# TO DO
Return copies of the lines below that mention "text".

# Recorded data
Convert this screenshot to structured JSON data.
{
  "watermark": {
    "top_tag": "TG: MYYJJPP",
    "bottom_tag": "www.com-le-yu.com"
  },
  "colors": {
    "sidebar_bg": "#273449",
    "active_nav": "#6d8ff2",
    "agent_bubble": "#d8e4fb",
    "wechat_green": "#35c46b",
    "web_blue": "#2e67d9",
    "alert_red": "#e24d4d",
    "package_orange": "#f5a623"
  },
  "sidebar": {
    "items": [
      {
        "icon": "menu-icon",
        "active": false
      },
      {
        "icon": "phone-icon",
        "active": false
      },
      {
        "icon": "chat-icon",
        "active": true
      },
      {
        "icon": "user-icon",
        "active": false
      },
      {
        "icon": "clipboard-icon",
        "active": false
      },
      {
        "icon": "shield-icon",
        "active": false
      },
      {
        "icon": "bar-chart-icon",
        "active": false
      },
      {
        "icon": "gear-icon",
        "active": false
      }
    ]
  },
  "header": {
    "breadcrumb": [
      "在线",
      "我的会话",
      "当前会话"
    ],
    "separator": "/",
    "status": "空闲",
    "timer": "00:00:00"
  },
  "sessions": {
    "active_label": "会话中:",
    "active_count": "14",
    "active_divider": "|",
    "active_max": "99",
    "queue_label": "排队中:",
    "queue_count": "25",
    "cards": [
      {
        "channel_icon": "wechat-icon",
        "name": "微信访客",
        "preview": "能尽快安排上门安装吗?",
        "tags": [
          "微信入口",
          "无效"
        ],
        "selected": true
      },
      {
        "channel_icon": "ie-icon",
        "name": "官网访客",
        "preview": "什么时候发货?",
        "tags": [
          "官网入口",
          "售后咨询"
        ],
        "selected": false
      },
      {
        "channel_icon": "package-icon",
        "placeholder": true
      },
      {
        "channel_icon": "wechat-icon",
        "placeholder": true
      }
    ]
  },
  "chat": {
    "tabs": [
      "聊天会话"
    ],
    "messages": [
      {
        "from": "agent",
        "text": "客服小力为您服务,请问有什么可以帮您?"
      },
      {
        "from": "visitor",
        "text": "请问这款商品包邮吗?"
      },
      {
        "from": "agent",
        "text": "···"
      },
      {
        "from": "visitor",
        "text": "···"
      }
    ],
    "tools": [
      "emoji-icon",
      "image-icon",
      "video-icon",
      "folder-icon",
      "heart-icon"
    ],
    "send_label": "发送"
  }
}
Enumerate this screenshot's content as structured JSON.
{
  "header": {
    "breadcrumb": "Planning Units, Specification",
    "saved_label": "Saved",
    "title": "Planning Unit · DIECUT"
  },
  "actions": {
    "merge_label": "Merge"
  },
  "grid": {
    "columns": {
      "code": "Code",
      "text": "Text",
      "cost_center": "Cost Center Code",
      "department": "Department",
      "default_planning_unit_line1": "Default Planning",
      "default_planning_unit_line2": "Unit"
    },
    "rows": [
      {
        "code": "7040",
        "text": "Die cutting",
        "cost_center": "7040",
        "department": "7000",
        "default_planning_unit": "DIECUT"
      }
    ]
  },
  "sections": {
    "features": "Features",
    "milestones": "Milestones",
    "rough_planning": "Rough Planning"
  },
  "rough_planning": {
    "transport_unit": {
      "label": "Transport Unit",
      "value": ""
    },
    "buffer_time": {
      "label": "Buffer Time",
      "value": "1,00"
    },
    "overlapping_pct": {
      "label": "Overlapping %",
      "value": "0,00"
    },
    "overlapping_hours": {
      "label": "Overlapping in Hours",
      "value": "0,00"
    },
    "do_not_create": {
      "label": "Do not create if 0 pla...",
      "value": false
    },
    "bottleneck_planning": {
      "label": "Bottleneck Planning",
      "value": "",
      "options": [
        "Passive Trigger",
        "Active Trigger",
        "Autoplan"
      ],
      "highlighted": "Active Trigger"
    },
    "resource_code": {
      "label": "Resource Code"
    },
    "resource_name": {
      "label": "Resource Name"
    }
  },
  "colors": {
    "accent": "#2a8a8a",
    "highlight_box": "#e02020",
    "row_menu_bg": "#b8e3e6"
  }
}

# TASK ANSWER
        "text": "客服小力为您服务,请问有什么可以帮您?"
        "text": "请问这款商品包邮吗?"
        "text": "···"
        "text": "···"
      "text": "Text",
        "text": "Die cutting",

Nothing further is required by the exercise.